Kids of Older Parents May Behave Better
This post on Yahoo Lifestyle calls out a Dutch research project analyzing almost 33,000 Dutch children between the ages of 10-12 and whose parents were 16-68. The ages cited don’t really add up so i am thinking that it might have been the ages when parents had the children, but I tracked down the study here (https://onlinelibrary.wiley.com/doi/full/10.1111/cdev.13267) in case you want to look into it further.
While this is an opinion piece, I can relate to the questions about having a child later in life and it’s good to know that potentially having a more mature outlook on life can help in providing a stable environment for kids to grow up with good social standards on behavior. But no story is one sided and I would disagree with the author in this post that the why’s may be unimportant (i.e., regardless of the why’s). Socioeconomic factors play huge roles in analyzing data like this and it should be noted that in all big data sets we look at a population as a “whole” and make conclusions - accepting that these conditions are not “exclusive”. There are plenty of young parents with well behaved kids and plenty of older parents with kids that fly off the rails from time to time.
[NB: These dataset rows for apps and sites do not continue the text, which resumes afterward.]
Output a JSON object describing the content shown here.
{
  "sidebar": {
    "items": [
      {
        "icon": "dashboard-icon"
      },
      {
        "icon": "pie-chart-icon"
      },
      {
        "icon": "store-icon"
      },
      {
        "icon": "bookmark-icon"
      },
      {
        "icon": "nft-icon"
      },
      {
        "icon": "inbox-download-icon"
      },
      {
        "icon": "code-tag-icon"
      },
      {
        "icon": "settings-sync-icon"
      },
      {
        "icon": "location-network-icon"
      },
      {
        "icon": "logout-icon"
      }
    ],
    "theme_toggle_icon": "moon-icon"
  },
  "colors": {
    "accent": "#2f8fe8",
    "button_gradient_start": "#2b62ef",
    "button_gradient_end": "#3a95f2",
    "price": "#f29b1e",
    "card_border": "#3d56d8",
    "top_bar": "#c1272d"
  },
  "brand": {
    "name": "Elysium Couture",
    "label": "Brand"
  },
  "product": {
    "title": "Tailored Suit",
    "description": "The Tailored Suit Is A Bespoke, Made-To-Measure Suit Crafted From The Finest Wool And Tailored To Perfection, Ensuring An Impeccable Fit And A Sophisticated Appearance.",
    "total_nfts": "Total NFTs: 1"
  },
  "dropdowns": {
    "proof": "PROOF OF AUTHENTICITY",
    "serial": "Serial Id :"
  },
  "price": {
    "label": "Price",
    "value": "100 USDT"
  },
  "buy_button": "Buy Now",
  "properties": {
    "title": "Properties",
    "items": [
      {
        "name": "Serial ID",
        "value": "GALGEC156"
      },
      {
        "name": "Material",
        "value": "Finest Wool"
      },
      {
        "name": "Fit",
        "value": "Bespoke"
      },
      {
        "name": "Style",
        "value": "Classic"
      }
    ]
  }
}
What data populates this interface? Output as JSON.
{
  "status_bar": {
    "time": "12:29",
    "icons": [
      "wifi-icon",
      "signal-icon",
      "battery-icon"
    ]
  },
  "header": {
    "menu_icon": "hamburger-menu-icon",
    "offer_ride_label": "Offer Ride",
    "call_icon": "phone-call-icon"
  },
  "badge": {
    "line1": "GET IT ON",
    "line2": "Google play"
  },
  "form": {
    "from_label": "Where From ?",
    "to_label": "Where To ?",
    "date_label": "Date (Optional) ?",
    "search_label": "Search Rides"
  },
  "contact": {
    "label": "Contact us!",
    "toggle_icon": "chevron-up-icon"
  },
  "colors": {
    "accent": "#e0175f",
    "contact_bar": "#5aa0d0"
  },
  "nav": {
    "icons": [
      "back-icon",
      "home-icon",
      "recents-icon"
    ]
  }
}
Plus we need to look at what the definition of well behaved is...
However, if we find out why’s (like financial stability, more confidence in individual identity, broader social networks, etc.) what we can all start to do is move behavior to help those who might need it more - how could we help younger parents adjust better? Single parents adjust better? etc. There’s no such thing as a perfect parent or child, but what I take away from something like this is that age shouldn’t be the reason you don’t have a child - bringing in the life to this world is a blessing to your soul and being and I can think of no other gift I have been given in my 43 years that comes close to my family and my chance to be a dad.
Must Read Article on Ageist Rhetoric
I read this brief article on by Charlotte Albright and couldn’t agree more about her stance on the need for us to move away from accepted ageist rhetoric. I would even carry it out further and expand the concept to terms like millennials, “youth” and more. The political environment has been calling out concerns about energy levels or brain function of older candidates and I think we all just need to take a step back and think through what we really want - the best candidates possible.
In this editorial she talks about how we focus on the challenges with an aging population and rarely reflect on the opportunities. We have to note the challenges and prepare for them (just like addressing the increased debt held by today’s young adults) but we also have to assess potential. If there is a large group of people with great ideas and wisdom who are freeing up time, how do we engage that group to improve our communities? How can we take their individual and collective wisdom to make sure that we pass on the best of us to our future? Please read it to understand that past 60, 70, 80 and more, contribution is not necessarily weighed by what year you’re born, but rather by what value you continue to bring - value is not age defined:)
Every Big Hack to Date
CNET posted a piece outlining the major hacks of recent years. It’s helpful to see the scope and breadth of the attacks and the kinds of information that have been compromised. There are things we can do to help take a more active role in monitoring our credit and our identities given today’s landscape of data theft. It is doubtful that we can stop it or protect ourselves completely.
Frank Abagnale who helps the AARP Fraud Watch program identify and inform people about what is happening noted that the free credit reporting programs after a breach are nice, but largely ineffective because of the shelf life of the data that was compromised. He talked at Mohegan Sun and I created a summary of that program that you can find here https://static.wixstatic.com/ugd/e0c6e1_978c489fdc0c4967a0c753894f71da77.pdf.
But posts like this one from CNET are very helpful in illustrating the issues we face when large companies do get hacked. They need the data to provide us with the convenient services we desire, but that information is valuable to people looking to defraud you out of money and / or steal your identity. Data security is something all of us are going to have to be more vigilant of in the future.
Caregiver: Getting a Loved One to Bathe
This Column in the Globe Gazette of Northern Iowa addresses some of the unique challenges one may face when someone they care for no longer thinks bathing may be necessary or when a loved one has a hard time knowing they “need” to bathe. They reference a group which is important when taking on the role of caregiver-we learn and pick up tips when we share and discuss all the things we deal with.
I encourage people who may be dealing with this to read this column and / or perhaps follow it in the event there are more articles for caregivers with loved ones suffering from Alzheimer’s and Dementia. There are 4 immediate tips given in here that could help right away.